▸ **Task prompt**
Using the listing below, keep only the lines with the word "Riferimento" and copy them.

▸ **Listed records**
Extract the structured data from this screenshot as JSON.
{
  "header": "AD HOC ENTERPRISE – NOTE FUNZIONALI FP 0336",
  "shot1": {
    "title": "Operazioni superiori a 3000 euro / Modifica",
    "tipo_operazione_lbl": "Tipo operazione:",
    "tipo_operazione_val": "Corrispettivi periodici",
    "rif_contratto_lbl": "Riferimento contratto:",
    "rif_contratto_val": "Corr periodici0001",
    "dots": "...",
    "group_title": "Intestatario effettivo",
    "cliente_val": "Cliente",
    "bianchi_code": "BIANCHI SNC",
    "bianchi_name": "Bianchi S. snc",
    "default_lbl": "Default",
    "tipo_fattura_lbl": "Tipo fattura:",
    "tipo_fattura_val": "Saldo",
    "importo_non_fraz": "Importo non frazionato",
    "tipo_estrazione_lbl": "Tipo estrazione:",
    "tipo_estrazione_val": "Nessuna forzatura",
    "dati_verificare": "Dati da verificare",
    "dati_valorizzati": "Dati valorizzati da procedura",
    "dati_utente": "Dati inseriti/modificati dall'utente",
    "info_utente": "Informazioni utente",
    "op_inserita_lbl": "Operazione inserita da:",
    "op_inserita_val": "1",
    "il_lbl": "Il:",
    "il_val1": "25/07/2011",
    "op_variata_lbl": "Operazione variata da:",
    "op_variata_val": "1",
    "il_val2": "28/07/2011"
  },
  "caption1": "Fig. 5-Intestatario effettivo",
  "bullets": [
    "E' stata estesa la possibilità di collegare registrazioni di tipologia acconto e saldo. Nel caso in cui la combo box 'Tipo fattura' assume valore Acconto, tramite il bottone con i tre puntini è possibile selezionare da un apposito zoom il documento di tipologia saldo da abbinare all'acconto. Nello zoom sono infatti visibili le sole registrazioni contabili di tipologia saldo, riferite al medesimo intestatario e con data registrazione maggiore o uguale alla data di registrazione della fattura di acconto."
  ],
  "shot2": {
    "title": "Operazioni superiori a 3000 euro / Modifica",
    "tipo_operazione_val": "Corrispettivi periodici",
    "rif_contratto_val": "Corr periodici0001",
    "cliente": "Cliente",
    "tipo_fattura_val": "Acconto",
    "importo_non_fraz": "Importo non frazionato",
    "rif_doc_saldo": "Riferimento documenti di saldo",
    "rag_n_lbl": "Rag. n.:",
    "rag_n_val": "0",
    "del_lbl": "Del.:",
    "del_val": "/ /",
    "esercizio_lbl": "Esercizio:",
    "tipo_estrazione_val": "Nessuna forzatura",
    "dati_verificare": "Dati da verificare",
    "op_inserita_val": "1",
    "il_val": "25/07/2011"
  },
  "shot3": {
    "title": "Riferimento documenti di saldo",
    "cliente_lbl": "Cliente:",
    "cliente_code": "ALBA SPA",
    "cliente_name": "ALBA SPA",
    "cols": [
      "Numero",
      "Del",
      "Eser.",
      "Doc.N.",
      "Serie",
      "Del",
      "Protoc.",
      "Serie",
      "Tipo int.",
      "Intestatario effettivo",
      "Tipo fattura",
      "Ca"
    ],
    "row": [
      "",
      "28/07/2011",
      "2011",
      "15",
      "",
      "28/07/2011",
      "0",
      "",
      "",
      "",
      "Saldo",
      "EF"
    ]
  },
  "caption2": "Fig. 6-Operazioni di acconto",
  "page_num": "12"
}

▸ **Completed exercise**
    "rif_contratto_lbl": "Riferimento contratto:",
    "rif_doc_saldo": "Riferimento documenti di saldo",
    "title": "Riferimento documenti di saldo",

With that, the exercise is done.